What the task asks
Copy out each line of the material that includes the word "video".

[Material supplied]

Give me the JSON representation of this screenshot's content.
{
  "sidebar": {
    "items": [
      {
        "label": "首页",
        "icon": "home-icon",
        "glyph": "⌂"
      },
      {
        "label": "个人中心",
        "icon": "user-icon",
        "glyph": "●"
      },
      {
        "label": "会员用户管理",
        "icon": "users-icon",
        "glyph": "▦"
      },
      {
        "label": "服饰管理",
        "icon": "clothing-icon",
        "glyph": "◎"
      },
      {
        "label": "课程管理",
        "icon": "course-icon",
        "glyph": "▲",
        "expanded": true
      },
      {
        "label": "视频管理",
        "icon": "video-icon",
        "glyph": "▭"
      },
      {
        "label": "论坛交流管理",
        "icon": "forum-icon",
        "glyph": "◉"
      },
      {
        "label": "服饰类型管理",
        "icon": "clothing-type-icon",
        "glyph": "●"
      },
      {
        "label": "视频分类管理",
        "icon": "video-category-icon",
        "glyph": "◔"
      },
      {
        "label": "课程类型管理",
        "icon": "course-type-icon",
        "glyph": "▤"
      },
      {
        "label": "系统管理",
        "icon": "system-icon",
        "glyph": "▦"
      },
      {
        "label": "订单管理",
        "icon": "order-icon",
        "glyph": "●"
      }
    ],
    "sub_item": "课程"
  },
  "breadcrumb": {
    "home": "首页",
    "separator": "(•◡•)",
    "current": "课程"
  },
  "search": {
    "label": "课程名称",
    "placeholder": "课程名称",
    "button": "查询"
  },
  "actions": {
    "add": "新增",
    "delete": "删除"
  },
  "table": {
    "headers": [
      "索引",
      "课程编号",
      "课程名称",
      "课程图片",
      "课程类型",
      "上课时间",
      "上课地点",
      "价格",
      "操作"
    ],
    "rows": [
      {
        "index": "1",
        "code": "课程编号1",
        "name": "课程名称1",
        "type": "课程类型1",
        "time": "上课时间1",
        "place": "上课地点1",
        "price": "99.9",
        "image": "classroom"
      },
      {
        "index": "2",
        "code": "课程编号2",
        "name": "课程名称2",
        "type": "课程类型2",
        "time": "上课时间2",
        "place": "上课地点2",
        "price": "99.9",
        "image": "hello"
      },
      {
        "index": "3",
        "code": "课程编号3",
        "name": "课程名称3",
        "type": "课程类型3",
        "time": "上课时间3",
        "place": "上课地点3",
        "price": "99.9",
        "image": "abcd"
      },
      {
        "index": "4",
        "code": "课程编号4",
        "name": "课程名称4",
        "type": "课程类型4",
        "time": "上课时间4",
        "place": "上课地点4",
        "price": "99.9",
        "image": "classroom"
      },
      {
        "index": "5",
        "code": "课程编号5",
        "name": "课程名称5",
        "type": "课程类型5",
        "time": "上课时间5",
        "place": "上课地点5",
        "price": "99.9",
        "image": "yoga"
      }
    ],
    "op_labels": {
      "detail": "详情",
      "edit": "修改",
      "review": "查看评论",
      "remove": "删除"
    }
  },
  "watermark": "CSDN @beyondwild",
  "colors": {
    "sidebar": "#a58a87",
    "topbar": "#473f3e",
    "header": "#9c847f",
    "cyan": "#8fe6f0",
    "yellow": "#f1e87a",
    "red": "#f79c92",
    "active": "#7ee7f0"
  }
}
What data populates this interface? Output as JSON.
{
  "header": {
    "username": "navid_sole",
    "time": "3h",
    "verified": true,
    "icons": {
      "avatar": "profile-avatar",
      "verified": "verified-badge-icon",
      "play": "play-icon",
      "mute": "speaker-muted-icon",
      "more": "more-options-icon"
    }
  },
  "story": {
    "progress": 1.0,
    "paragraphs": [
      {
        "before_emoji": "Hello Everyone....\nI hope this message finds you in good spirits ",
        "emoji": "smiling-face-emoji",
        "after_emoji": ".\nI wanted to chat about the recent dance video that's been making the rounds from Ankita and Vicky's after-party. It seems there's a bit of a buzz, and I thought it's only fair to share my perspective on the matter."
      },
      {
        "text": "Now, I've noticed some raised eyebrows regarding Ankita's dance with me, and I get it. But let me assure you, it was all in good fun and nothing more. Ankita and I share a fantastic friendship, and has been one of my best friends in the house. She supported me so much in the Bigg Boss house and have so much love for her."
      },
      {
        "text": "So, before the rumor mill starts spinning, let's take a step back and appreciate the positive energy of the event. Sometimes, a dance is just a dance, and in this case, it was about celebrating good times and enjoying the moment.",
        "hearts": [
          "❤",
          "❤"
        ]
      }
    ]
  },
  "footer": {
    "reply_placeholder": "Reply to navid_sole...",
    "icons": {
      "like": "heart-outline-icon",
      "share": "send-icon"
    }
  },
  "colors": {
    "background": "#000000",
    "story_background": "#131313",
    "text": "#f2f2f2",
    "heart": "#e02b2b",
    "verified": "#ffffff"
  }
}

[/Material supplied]

Solution for this task
        "icon": "video-icon",
        "icon": "video-category-icon",
        "after_emoji": ".\nI wanted to chat about the recent dance video that's been making the rounds from Ankita and Vicky's after-party. It seems there's a bit of a buzz, and I thought it's only fair to share my perspective on the matter."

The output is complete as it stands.